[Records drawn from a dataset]
────────────────────────────────────────

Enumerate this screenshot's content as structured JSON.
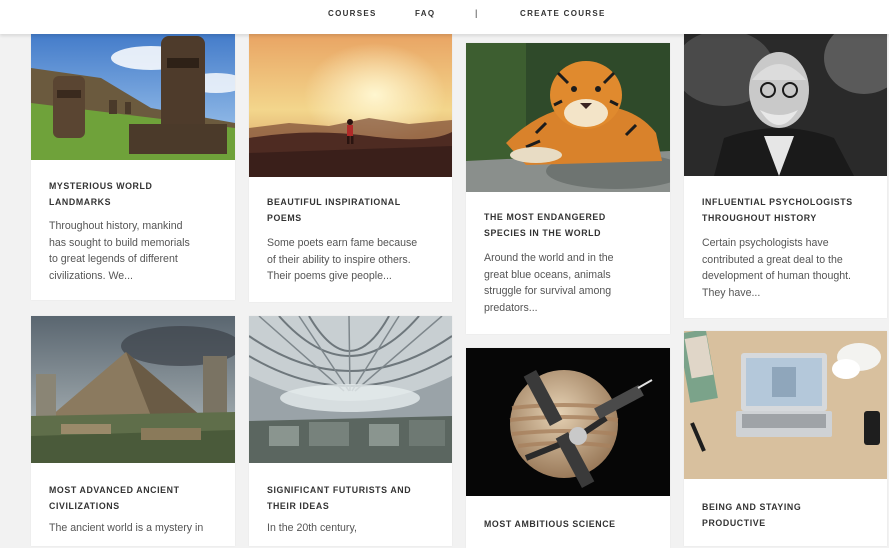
{
  "nav": {
    "items": [
      "COURSES",
      "FAQ",
      "CREATE COURSE"
    ],
    "separator": "|"
  },
  "cards": [
    {
      "title_line1": "MYSTERIOUS WORLD",
      "title_line2": "LANDMARKS",
      "excerpt": [
        "Throughout history, mankind",
        "has sought to build memorials",
        "to great legends of different",
        "civilizations. We..."
      ]
    },
    {
      "title_line1": "BEAUTIFUL INSPIRATIONAL",
      "title_line2": "POEMS",
      "excerpt": [
        "Some poets earn fame because",
        "of their ability to inspire others.",
        "Their poems give people..."
      ]
    },
    {
      "title_line1": "THE MOST ENDANGERED",
      "title_line2": "SPECIES IN THE WORLD",
      "excerpt": [
        "Around the world and in the",
        "great blue oceans, animals",
        "struggle for survival among",
        "predators..."
      ]
    },
    {
      "title_line1": "INFLUENTIAL PSYCHOLOGISTS",
      "title_line2": "THROUGHOUT HISTORY",
      "excerpt": [
        "Certain psychologists have",
        "contributed a great deal to the",
        "development of human thought.",
        "They have..."
      ]
    },
    {
      "title_line1": "MOST ADVANCED ANCIENT",
      "title_line2": "CIVILIZATIONS",
      "excerpt": [
        "The ancient world is a mystery in"
      ]
    },
    {
      "title_line1": "SIGNIFICANT FUTURISTS AND",
      "title_line2": "THEIR IDEAS",
      "excerpt": [
        "In the 20th century,"
      ]
    },
    {
      "title_line1": "MOST AMBITIOUS SCIENCE",
      "title_line2": "",
      "excerpt": []
    },
    {
      "title_line1": "BEING AND STAYING",
      "title_line2": "PRODUCTIVE",
      "excerpt": []
    }
  ]
}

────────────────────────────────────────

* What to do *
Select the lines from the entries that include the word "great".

* Answer below *
        "to great legends of different",
        "great blue oceans, animals",
        "contributed a great deal to the",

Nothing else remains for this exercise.